Modern couples are falling in love in just half the time as their parents' generation, with it now taking just 224 tweets and 163 text messages to woo partners, new research suggests.
Twitter is now the most common way to secure a new partner and the ‘three day rule’ for calling a date back has been abandoned for a few hours.
A study found modern technology is speeding things up for couples who now rely on social media and texting to secure a relationship, rather than old fashioned methods of their parents' generation which took twice as long.
Couples aged 55 and over said on average their courting process took more than two and a half months (78 days) whereas for those under the age of 25 it takes just under one month (24 days) for them to refer to each other as boyfriend and girlfriend, according to the study by PIXmania.
Instead of obeying the ‘three day rule’ to contact a date, the research revealed 68 per cent of people said they were now happy to communicate with their new love interest within four hours of a first date.

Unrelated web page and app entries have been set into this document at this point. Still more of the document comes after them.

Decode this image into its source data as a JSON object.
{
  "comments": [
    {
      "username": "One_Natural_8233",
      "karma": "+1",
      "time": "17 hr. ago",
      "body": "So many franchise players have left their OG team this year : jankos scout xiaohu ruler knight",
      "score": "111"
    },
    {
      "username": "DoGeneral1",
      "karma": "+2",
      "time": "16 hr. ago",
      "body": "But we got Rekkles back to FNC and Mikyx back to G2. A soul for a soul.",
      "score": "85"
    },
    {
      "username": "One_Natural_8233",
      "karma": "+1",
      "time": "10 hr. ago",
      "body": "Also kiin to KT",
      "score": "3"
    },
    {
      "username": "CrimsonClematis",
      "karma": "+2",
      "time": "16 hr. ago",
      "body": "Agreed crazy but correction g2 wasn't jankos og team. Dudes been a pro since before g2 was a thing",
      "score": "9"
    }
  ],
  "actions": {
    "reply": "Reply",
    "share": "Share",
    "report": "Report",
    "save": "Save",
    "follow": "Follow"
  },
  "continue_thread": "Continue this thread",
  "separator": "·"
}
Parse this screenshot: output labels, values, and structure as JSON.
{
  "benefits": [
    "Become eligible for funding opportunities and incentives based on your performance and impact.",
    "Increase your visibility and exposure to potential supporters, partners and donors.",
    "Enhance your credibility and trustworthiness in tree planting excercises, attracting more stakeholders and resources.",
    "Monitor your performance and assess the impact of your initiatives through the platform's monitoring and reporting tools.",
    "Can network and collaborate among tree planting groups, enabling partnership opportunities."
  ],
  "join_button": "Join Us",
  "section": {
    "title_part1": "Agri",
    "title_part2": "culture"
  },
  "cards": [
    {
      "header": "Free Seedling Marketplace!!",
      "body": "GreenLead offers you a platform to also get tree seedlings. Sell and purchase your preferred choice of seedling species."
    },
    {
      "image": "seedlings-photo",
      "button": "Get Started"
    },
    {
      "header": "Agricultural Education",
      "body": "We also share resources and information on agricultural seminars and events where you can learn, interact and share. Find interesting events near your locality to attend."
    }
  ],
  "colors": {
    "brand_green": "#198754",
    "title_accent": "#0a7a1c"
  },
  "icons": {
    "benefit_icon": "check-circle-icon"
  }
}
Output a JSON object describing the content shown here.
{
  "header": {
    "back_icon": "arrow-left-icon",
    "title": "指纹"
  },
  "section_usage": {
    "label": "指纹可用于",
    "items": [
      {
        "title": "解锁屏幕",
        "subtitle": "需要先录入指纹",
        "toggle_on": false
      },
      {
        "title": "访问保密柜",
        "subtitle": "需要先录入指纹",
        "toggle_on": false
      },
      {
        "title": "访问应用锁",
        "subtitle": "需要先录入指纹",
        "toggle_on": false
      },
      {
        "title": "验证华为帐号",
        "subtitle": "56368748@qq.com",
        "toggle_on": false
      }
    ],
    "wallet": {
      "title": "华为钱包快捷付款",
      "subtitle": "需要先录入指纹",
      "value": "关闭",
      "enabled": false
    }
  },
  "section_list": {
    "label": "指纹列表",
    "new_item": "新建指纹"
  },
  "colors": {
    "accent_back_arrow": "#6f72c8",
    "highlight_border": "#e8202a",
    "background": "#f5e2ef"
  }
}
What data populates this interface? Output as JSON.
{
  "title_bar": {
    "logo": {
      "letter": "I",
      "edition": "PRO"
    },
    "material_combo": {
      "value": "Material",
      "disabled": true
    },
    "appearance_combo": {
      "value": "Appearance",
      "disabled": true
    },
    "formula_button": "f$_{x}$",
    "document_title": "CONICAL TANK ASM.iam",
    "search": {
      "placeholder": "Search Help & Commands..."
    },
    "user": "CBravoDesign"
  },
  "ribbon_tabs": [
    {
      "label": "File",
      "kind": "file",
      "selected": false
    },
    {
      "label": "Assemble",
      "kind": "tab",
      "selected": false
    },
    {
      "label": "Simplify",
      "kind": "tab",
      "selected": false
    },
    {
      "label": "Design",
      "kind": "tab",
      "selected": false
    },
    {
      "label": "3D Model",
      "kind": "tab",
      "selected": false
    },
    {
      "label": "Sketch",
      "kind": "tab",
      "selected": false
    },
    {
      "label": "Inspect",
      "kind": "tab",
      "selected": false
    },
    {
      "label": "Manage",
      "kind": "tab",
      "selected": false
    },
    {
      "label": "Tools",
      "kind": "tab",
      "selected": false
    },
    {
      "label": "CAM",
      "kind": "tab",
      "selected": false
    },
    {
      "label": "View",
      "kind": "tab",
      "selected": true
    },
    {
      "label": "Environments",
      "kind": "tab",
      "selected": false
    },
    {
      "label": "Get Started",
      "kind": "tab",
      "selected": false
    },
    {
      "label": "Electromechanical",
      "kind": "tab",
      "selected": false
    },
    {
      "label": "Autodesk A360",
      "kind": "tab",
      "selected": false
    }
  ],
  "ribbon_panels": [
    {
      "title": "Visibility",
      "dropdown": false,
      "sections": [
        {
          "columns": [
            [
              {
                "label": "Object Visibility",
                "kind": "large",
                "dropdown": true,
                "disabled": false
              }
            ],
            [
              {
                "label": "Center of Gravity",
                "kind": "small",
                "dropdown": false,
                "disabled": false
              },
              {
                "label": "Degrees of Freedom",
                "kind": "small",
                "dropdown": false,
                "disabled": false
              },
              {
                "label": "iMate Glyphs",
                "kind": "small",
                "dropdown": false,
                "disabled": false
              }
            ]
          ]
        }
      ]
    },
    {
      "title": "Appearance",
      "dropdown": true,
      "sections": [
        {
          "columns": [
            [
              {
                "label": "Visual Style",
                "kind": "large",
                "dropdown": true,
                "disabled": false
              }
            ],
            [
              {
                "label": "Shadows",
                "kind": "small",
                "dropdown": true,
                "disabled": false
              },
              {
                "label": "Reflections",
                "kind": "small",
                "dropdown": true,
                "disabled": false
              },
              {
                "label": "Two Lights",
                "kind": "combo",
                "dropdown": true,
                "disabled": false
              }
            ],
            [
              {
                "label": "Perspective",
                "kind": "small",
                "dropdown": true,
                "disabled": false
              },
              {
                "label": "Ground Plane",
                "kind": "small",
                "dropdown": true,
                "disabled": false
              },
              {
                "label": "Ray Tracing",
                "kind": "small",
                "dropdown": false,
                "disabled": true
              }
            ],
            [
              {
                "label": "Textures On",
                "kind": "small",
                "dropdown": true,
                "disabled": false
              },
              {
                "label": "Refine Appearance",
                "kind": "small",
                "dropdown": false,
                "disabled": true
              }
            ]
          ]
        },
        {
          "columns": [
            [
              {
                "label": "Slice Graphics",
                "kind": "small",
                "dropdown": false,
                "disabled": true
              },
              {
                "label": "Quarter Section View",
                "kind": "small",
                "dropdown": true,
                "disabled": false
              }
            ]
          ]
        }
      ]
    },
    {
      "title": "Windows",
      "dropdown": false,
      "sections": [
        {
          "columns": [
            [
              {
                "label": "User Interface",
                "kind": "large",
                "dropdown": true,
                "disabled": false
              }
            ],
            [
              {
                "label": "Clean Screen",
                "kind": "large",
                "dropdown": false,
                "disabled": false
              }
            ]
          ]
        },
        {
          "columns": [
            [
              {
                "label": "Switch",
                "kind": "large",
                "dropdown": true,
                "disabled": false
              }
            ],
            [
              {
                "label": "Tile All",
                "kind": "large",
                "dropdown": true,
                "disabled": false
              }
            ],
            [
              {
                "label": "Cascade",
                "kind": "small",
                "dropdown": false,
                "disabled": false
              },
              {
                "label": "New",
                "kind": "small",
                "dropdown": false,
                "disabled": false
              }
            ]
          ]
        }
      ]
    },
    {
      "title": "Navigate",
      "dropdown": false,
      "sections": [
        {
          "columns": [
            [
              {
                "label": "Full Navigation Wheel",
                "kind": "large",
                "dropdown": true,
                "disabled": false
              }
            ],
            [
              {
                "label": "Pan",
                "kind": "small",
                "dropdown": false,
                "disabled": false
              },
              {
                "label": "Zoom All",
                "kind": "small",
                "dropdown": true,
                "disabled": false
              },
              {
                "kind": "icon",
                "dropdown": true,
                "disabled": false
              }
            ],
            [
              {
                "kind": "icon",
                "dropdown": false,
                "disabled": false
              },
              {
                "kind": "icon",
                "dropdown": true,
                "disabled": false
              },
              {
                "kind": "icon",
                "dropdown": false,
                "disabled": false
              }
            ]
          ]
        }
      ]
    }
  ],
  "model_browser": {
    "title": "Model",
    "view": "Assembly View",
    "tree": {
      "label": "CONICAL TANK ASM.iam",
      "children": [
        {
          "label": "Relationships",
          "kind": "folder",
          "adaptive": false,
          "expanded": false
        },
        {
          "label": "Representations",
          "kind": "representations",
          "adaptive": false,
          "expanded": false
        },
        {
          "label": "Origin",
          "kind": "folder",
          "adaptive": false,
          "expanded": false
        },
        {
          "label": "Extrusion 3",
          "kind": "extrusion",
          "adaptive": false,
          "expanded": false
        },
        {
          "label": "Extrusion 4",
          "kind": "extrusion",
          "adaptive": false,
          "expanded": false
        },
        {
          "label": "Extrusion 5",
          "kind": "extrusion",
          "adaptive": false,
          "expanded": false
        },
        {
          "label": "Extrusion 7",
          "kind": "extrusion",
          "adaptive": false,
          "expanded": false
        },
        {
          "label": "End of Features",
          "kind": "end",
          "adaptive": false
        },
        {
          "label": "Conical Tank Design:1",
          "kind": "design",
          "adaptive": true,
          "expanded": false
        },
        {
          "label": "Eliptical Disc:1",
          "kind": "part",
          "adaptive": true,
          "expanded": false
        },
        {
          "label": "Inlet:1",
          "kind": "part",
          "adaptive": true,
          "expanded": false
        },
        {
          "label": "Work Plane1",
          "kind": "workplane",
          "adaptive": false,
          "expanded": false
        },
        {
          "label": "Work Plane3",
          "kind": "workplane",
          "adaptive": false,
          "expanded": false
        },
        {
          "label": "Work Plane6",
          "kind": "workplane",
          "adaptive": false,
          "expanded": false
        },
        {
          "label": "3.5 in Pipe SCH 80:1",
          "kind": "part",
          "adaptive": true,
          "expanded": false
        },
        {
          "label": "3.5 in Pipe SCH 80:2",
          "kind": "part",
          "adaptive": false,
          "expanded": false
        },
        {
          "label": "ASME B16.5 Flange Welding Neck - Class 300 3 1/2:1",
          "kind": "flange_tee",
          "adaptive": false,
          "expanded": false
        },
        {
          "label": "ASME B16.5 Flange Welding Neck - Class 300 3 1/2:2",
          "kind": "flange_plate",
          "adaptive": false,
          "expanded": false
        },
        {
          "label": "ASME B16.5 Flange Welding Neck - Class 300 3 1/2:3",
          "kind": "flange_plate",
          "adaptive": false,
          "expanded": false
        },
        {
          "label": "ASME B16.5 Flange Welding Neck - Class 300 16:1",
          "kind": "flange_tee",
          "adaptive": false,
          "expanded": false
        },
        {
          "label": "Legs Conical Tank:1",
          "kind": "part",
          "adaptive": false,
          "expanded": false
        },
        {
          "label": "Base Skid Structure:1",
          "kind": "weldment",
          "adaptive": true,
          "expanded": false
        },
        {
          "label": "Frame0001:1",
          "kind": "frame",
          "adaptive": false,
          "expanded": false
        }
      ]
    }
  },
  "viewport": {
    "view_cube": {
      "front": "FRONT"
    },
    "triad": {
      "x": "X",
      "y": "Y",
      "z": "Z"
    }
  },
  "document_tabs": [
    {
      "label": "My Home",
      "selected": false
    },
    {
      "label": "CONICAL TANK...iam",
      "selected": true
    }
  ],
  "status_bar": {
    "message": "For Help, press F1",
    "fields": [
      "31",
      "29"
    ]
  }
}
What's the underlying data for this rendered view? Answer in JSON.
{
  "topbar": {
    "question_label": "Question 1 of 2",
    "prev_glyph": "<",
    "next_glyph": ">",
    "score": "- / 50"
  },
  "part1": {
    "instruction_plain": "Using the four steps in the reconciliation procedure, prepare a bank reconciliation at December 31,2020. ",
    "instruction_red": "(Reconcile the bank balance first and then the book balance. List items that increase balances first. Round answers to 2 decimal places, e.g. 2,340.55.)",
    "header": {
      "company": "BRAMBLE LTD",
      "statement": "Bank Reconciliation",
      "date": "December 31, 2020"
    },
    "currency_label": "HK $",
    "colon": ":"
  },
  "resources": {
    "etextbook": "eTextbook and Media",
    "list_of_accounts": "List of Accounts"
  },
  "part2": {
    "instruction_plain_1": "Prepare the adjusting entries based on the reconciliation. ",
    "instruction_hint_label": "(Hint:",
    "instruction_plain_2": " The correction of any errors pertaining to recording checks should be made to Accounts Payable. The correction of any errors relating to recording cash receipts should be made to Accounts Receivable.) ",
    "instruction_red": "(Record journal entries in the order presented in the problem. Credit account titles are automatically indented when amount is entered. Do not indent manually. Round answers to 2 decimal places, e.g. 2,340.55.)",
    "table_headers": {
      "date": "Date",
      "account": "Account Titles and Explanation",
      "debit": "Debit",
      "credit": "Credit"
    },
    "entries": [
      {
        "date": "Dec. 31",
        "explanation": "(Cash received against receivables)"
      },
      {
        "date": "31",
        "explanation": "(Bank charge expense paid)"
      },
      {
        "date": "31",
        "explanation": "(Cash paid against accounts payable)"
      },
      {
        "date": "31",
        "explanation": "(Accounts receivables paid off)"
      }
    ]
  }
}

It also found it now takes couples an average of 224 tweets, 163 text messages, 70 Facebook messages, 37 emails and 30 phone calls to fall head over heels in love.
Ghadi Hobeika, marketing director of PIXmania.com, said: "With the nation obsessed with constantly communicating with one another, modern technology is putting the speed into speed dating and encouraging more contact between budding lovers.
PIXmania网站的市场总监Ghadi Hobeika 表示：“我们国家（指英国）的国民间联系频繁，现代科技已经加速了约会流程，鼓励刚刚发展的恋人们多联系。
"The days of penning a simple love letter to woo your new beau are over.”
Men are more prolific on social networks, sending an average of 517 Facebook messages and tweets a year in an attempt to woo potential lovers compared to just 386 for women, according to the research.
Less than one in ten of the nation's couples still write old-fashioned love letters to each other.
But it is not all good news, as technology was also found to play a role in the breakup of 21st century relationships.
Around 36 per cent of people break off a relationship with a call, while 27 per cent of those questioned admitted ending a relationship by text and one in eight (13 per cent) revealed they had called things off using social media.